Stored items:
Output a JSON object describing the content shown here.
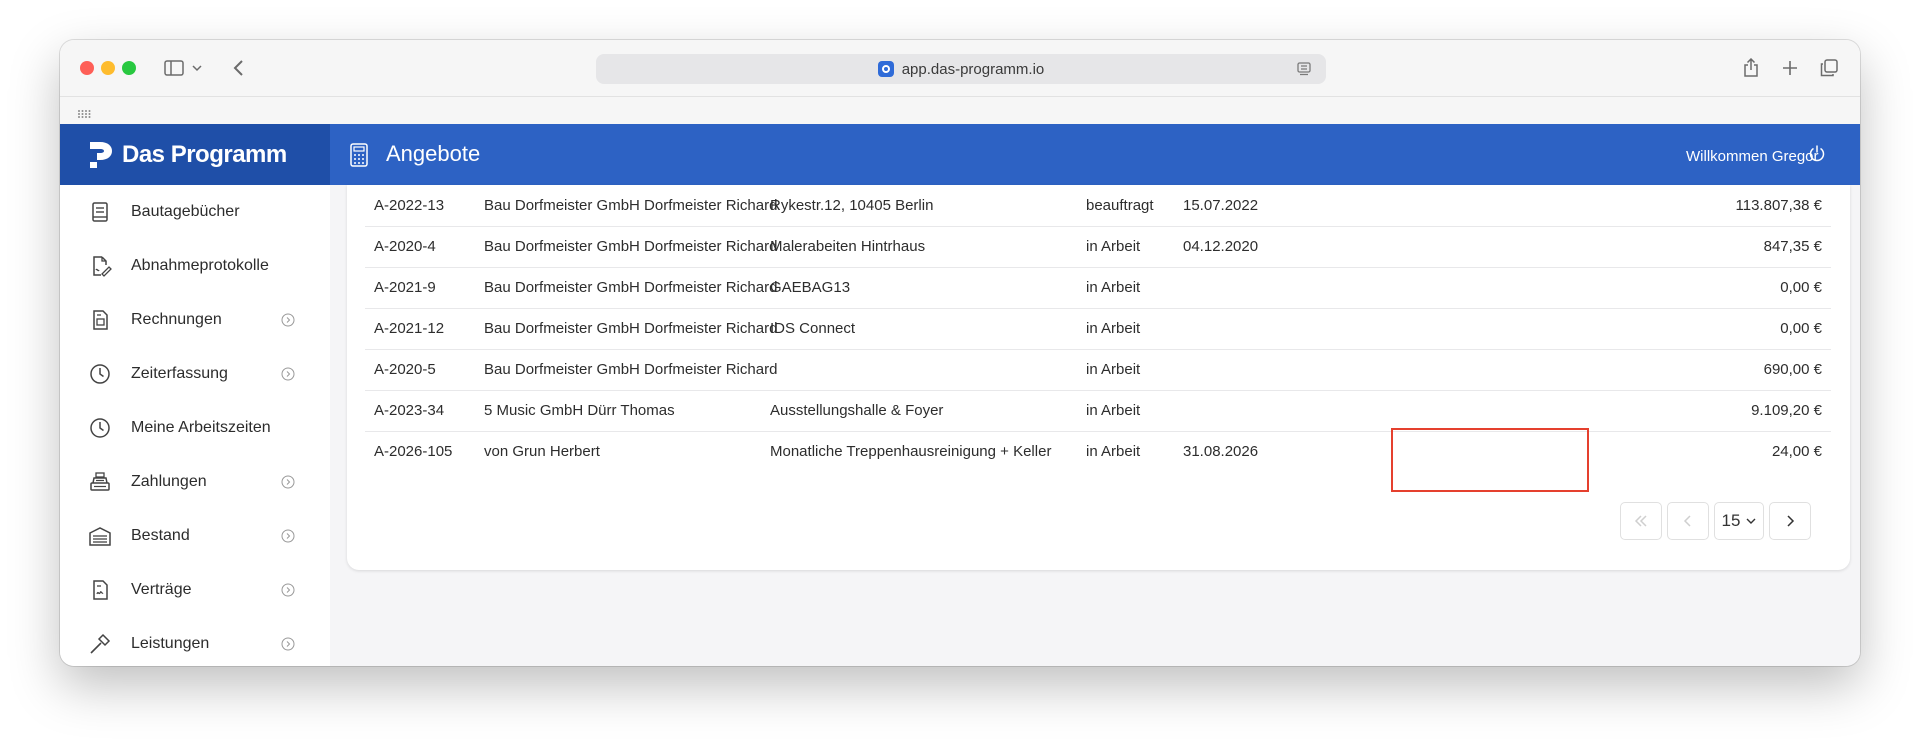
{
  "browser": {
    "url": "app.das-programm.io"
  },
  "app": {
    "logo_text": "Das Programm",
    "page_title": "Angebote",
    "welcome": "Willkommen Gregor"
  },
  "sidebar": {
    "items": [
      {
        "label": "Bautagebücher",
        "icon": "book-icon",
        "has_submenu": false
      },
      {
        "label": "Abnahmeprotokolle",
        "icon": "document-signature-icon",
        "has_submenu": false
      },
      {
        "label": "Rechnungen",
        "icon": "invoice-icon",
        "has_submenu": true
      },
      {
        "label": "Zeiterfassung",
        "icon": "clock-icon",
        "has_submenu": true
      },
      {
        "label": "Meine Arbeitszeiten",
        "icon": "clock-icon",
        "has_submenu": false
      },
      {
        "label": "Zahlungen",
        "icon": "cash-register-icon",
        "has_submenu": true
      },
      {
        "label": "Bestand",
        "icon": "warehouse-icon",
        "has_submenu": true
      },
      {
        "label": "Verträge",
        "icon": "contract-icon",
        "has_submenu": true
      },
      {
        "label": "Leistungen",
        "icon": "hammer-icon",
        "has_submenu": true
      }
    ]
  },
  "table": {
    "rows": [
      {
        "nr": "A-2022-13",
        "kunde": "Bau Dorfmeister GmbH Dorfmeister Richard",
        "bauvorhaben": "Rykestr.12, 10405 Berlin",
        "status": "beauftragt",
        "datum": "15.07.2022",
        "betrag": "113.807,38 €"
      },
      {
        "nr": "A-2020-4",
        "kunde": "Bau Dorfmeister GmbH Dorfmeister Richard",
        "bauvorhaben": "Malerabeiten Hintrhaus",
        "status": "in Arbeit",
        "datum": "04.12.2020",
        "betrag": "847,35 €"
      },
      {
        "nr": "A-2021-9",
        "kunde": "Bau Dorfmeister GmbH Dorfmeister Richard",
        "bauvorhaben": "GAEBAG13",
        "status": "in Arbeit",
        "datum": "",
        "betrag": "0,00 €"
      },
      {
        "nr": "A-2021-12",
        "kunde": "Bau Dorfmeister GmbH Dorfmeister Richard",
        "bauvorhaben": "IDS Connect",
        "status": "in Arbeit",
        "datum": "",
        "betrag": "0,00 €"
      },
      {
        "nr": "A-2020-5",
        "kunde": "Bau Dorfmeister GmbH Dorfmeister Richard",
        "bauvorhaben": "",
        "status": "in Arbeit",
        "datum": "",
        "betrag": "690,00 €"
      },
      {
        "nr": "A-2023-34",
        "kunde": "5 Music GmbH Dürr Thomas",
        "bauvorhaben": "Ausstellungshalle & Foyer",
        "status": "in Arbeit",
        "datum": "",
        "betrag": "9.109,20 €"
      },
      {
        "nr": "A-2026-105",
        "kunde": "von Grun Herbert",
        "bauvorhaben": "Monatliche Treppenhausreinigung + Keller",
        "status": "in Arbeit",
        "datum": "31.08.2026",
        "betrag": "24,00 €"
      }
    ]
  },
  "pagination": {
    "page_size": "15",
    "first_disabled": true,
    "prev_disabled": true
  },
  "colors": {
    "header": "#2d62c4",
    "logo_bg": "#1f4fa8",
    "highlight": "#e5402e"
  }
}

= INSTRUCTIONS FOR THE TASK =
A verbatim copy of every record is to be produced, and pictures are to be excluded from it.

= REPLY TO THE EXERCISE =
Output a JSON object describing the content shown here.
{
  "browser": {
    "url": "app.das-programm.io"
  },
  "app": {
    "logo_text": "Das Programm",
    "page_title": "Angebote",
    "welcome": "Willkommen Gregor"
  },
  "sidebar": {
    "items": [
      {
        "label": "Bautagebücher",
        "icon": "book-icon",
        "has_submenu": false
      },
      {
        "label": "Abnahmeprotokolle",
        "icon": "document-signature-icon",
        "has_submenu": false
      },
      {
        "label": "Rechnungen",
        "icon": "invoice-icon",
        "has_submenu": true
      },
      {
        "label": "Zeiterfassung",
        "icon": "clock-icon",
        "has_submenu": true
      },
      {
        "label": "Meine Arbeitszeiten",
        "icon": "clock-icon",
        "has_submenu": false
      },
      {
        "label": "Zahlungen",
        "icon": "cash-register-icon",
        "has_submenu": true
      },
      {
        "label": "Bestand",
        "icon": "warehouse-icon",
        "has_submenu": true
      },
      {
        "label": "Verträge",
        "icon": "contract-icon",
        "has_submenu": true
      },
      {
        "label": "Leistungen",
        "icon": "hammer-icon",
        "has_submenu": true
      }
    ]
  },
  "table": {
    "rows": [
      {
        "nr": "A-2022-13",
        "kunde": "Bau Dorfmeister GmbH Dorfmeister Richard",
        "bauvorhaben": "Rykestr.12, 10405 Berlin",
        "status": "beauftragt",
        "datum": "15.07.2022",
        "betrag": "113.807,38 €"
      },
      {
        "nr": "A-2020-4",
        "kunde": "Bau Dorfmeister GmbH Dorfmeister Richard",
        "bauvorhaben": "Malerabeiten Hintrhaus",
        "status": "in Arbeit",
        "datum": "04.12.2020",
        "betrag": "847,35 €"
      },
      {
        "nr": "A-2021-9",
        "kunde": "Bau Dorfmeister GmbH Dorfmeister Richard",
        "bauvorhaben": "GAEBAG13",
        "status": "in Arbeit",
        "datum": "",
        "betrag": "0,00 €"
      },
      {
        "nr": "A-2021-12",
        "kunde": "Bau Dorfmeister GmbH Dorfmeister Richard",
        "bauvorhaben": "IDS Connect",
        "status": "in Arbeit",
        "datum": "",
        "betrag": "0,00 €"
      },
      {
        "nr": "A-2020-5",
        "kunde": "Bau Dorfmeister GmbH Dorfmeister Richard",
        "bauvorhaben": "",
        "status": "in Arbeit",
        "datum": "",
        "betrag": "690,00 €"
      },
      {
        "nr": "A-2023-34",
        "kunde": "5 Music GmbH Dürr Thomas",
        "bauvorhaben": "Ausstellungshalle & Foyer",
        "status": "in Arbeit",
        "datum": "",
        "betrag": "9.109,20 €"
      },
      {
        "nr": "A-2026-105",
        "kunde": "von Grun Herbert",
        "bauvorhaben": "Monatliche Treppenhausreinigung + Keller",
        "status": "in Arbeit",
        "datum": "31.08.2026",
        "betrag": "24,00 €"
      }
    ]
  },
  "pagination": {
    "page_size": "15",
    "first_disabled": true,
    "prev_disabled": true
  },
  "colors": {
    "header": "#2d62c4",
    "logo_bg": "#1f4fa8",
    "highlight": "#e5402e"
  }
}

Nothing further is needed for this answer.